27 October 2021
Nicola Kömpf

The French commercial code (section L.651-2) provides for sanctions against executives of French companies who have contributed by their management errors to a lack of assets, and French courts do not hesitate to apply such sanctions.

The goal is to repair the damage caused to the company and to remove those managers from business life.

1. Who are the executives concerned?

French law simply refers to de jure or de facto managers.

Thus, a legal representative of a foreign company appointed as president of a French company argued not to be exposed to sanctions himself, not being directly the CEO in France, while another asserted that he accepted the mandate as CEO for free.

The French High Court (« Cour de cassation ») considered that not to receive any remuneration is not a criterion for liability (cass.com. 9 December 2020 n° 18-24730), nor does the indirect mandate prevent from sanctions.

The same degree of severity was applied to a CEO assistant (« directeur général délégué ») who argued not to have any independence regarding his decisions, acting internally only as an assistant to the general manager.

The French High Court nevertheless considered that the CEO assistant is empowered towards third parties with the same duties as the CEO himself, and thus subject to the same sanctions (cass.com 5 May 2021 n° 19-23575).

Consequently, the acceptance of a mandate as executive manager in a French company could be risky!

2. Could simple negligence be considered as a management error?

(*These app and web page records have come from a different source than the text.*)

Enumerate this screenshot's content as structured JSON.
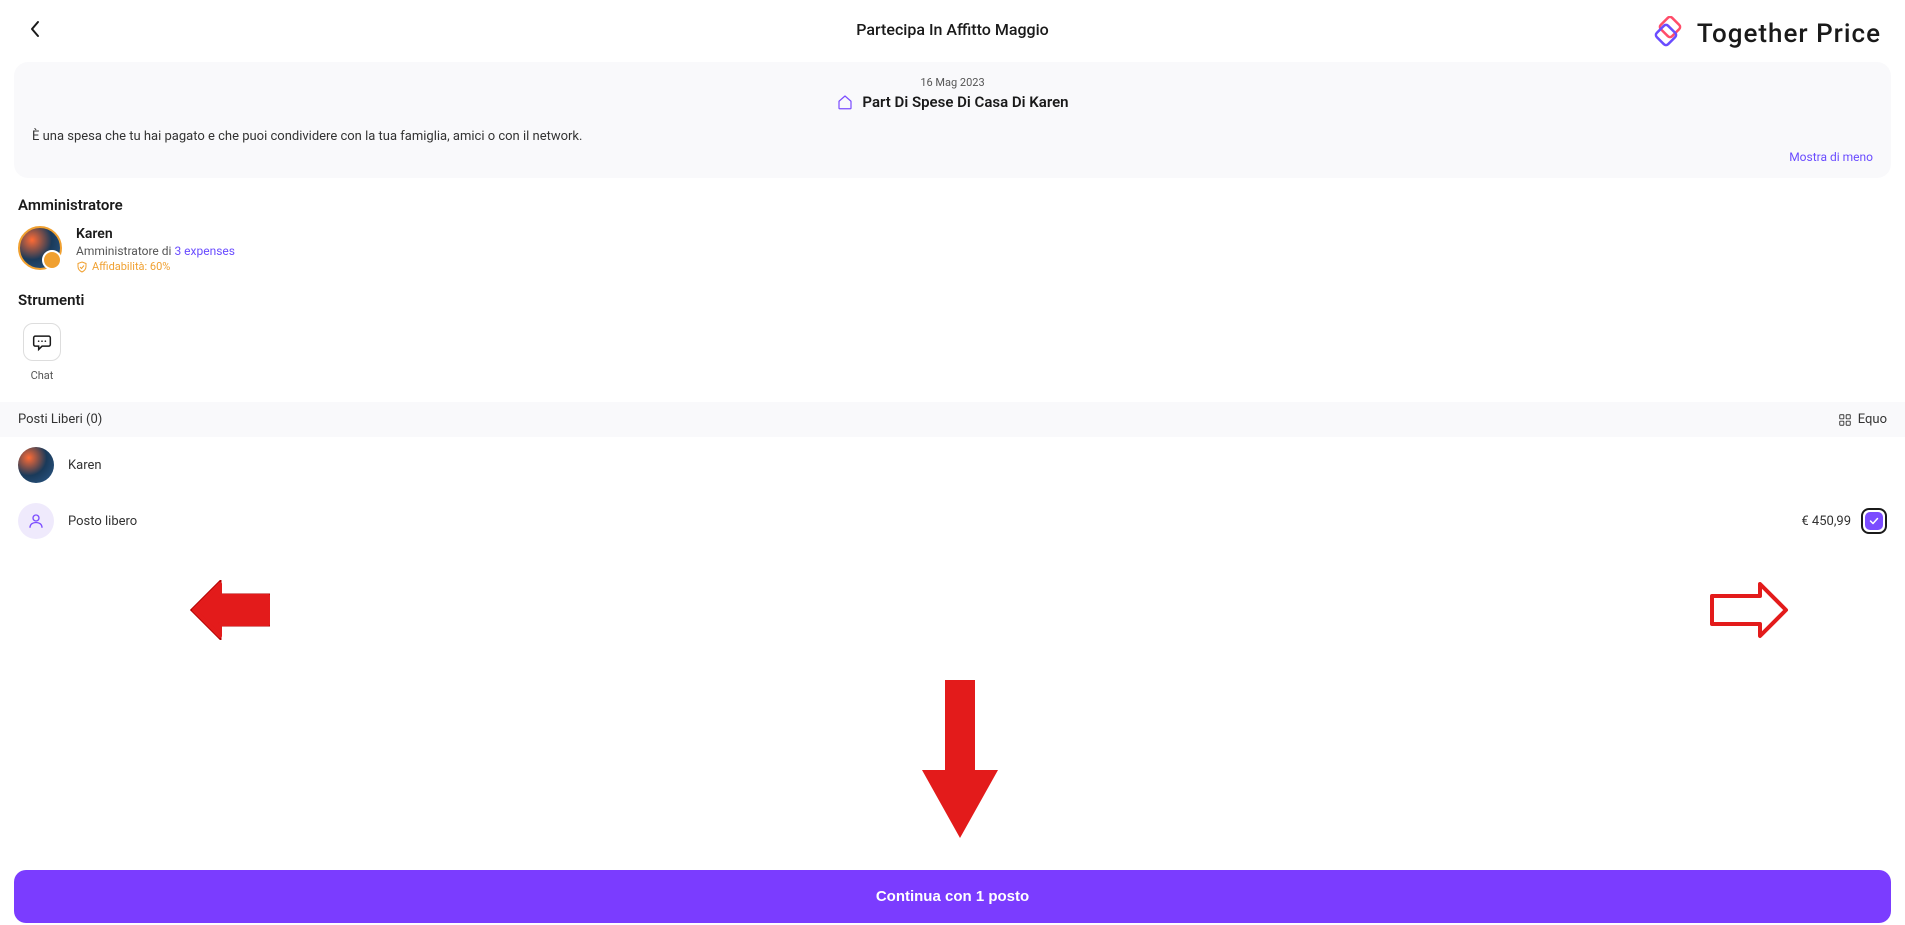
{
  "header": {
    "title": "Partecipa In Affitto Maggio",
    "logo_text": "Together Price"
  },
  "info": {
    "date": "16 Mag 2023",
    "title": "Part Di Spese Di Casa Di Karen",
    "description": "È una spesa che tu hai pagato e che puoi condividere con la tua famiglia, amici o con il network.",
    "less_label": "Mostra di meno"
  },
  "admin": {
    "section_label": "Amministratore",
    "name": "Karen",
    "sub_prefix": "Amministratore di ",
    "sub_link": "3 expenses",
    "badge": "Affidabilità: 60%"
  },
  "tools": {
    "section_label": "Strumenti",
    "chat_label": "Chat"
  },
  "slots": {
    "header_label": "Posti Liberi (0)",
    "mode_label": "Equo",
    "rows": [
      {
        "name": "Karen"
      },
      {
        "name": "Posto libero",
        "price": "€ 450,99"
      }
    ]
  },
  "continue": {
    "label": "Continua con 1 posto"
  },
  "colors": {
    "accent": "#7b3cff",
    "link": "#6a4cff",
    "gold": "#f0a030"
  }
}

In principle, with reference to section L.651-2 of the French Commercial Code, simple negligence cannot be subject to sanctions, but the question is, whether the fact that a manager could not have ignored the error, could be considered as a simple negligence, or automatically constitutes an intentional fault.

In a decision dated 3 February 2021 (cass.com. 3. February 2021 n° 19-20.004), the French High Court considered that the impossibility to ignore the status of insolvency (« état de cessation des paiements ») does not exclude de facto an error by simple negligence while the same court judged (cass.com. 5 February 2020 n° 18-15/075) that the knowledge of an error demonstrates obviously the intentional element of the management error and insofar excludes any qualification as simple error.

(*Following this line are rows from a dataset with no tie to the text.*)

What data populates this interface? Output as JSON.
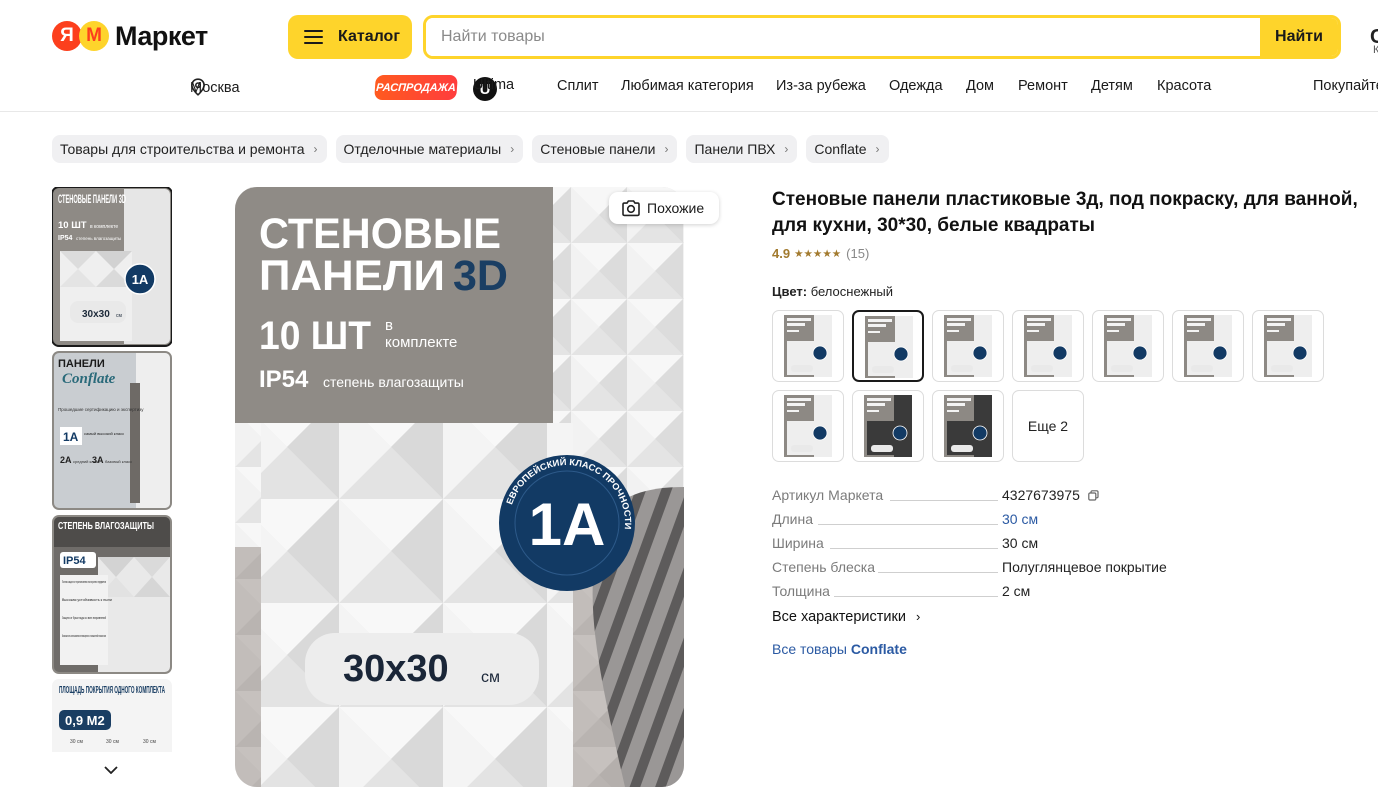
{
  "header": {
    "logo_ya": "Я",
    "logo_m": "М",
    "logo_text": "Маркет",
    "catalog_label": "Каталог",
    "search_placeholder": "Найти товары",
    "search_button": "Найти",
    "edge_char_1": "С",
    "edge_char_2": "К"
  },
  "nav": {
    "city": "Москва",
    "sale_badge": "РАСПРОДАЖА",
    "ultima_badge": "U",
    "items": [
      "Ultima",
      "Сплит",
      "Любимая категория",
      "Из-за рубежа",
      "Одежда",
      "Дом",
      "Ремонт",
      "Детям",
      "Красота",
      "Покупайте"
    ]
  },
  "breadcrumbs": [
    "Товары для строительства и ремонта",
    "Отделочные материалы",
    "Стеновые панели",
    "Панели ПВХ",
    "Conflate"
  ],
  "thumbnails": [
    {
      "title": "СТЕНОВЫЕ ПАНЕЛИ 3D",
      "line1": "10 ШТ",
      "line1_small": "в комплекте",
      "line2": "IP54",
      "line2_small": "степень влагозащиты",
      "badge": "1A",
      "size": "30x30",
      "unit": "см"
    },
    {
      "title": "ПАНЕЛИ",
      "brand": "Conflate",
      "body": "Прошедшие сертификацию и экспертизу",
      "badge": "1A",
      "badge_text": "самый высокий класс",
      "class2": "2A",
      "class2_text": "средний класс",
      "class3": "3A",
      "class3_text": "базовый класс"
    },
    {
      "title": "СТЕПЕНЬ ВЛАГОЗАЩИТЫ",
      "badge": "IP54",
      "items": [
        "Полная защита от проникновения посторонних предметов",
        "Высокая устойчивость к пыли",
        "Защита от брызг воды со всех направлений",
        "Возможность использования в помещениях с повышенной влажностью"
      ]
    },
    {
      "title": "ПЛОЩАДЬ ПОКРЫТИЯ ОДНОГО КОМПЛЕКТА",
      "badge": "0,9 М2",
      "dims": [
        "30 см",
        "30 см",
        "30 см"
      ]
    }
  ],
  "main_image": {
    "title_line1": "СТЕНОВЫЕ",
    "title_line2": "ПАНЕЛИ",
    "title_accent": "3D",
    "qty": "10 ШТ",
    "qty_small_1": "в",
    "qty_small_2": "комплекте",
    "ip": "IP54",
    "ip_small": "степень влагозащиты",
    "badge": "1A",
    "badge_ring_text": "ЕВРОПЕЙСКИЙ КЛАСС ПРОЧНОСТИ",
    "size": "30x30",
    "unit": "см",
    "similar_button": "Похожие"
  },
  "product": {
    "title": "Стеновые панели пластиковые 3д, под покраску, для ванной, для кухни, 30*30, белые квадраты",
    "rating": "4.9",
    "stars": 4.5,
    "reviews": "(15)",
    "color_label": "Цвет:",
    "color_value": "белоснежный",
    "more_colors": "Еще 2",
    "specs": [
      {
        "key": "Артикул Маркета",
        "value": "4327673975"
      },
      {
        "key": "Длина",
        "value": "30 см"
      },
      {
        "key": "Ширина",
        "value": "30 см"
      },
      {
        "key": "Степень блеска",
        "value": "Полуглянцевое покрытие"
      },
      {
        "key": "Толщина",
        "value": "2 см"
      }
    ],
    "all_chars": "Все характеристики",
    "all_goods_prefix": "Все товары",
    "all_goods_brand": "Conflate"
  },
  "colors": {
    "brand_yellow": "#fed42b",
    "logo_red": "#fc3f1d",
    "link_blue": "#2b5aa3",
    "rating_gold": "#a27a2e",
    "badge_navy": "#123a64"
  },
  "icons": [
    "location-pin-icon",
    "burger-icon",
    "camera-search-icon",
    "copy-icon",
    "chevron-right-icon",
    "chevron-down-icon",
    "star-icon"
  ]
}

Consequently, it is not advisable to ignore any problem a manager of a French company has to be aware of.

3. What does « lack of assets » mean?

Since the sanction of the faulty manager is linked to a « lack of assets » in the frame of an insolvency or liquidation procedure, the liquidator has at least to prove that the management error contributed to such a lack and that such a situation occurred during the mandate of the concerned manager, in other words if the dismissal is stated before the lack of assets occurs and even if the publication and formalities are not already completed, the manager cannot be held liable.

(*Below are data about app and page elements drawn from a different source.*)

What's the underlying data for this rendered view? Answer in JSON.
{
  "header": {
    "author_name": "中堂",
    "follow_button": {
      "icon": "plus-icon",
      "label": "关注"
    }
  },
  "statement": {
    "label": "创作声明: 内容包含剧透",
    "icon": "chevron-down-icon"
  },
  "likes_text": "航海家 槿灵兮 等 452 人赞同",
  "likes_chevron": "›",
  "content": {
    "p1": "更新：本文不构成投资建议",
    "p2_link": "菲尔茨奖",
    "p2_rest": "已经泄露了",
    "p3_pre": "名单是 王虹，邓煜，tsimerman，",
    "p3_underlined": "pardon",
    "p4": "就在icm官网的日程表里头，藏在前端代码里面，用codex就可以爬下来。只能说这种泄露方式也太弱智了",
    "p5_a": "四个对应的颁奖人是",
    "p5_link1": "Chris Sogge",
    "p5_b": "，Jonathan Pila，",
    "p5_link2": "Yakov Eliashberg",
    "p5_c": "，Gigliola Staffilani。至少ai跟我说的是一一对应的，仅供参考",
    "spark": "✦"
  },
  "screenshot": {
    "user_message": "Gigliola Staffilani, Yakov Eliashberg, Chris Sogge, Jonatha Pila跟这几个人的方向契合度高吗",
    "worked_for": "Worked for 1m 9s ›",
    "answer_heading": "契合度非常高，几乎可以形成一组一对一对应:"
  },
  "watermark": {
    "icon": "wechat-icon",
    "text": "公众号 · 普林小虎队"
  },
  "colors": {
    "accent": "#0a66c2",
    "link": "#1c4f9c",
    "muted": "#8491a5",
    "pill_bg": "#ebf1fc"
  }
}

Consequently, once a manager is aware of major difficulties and is not able to proceed with their improvement, he should withdraw as soon as possible from his mandate and evidence his dismissal, for example by registered letter with acknowledgement of receipt.

4. What are the sanctions the manager may face?

On the one hand, the manager may be condemned to reimburse in part or in total the lack of assets and, on the other hand, sections L.653-2 and L.653-8 of the French Commercial Code provide for personal bankruptcy or the prohibition to direct, manage or administrate a French commercial cooperation.

Nicola Kömpf, Partner.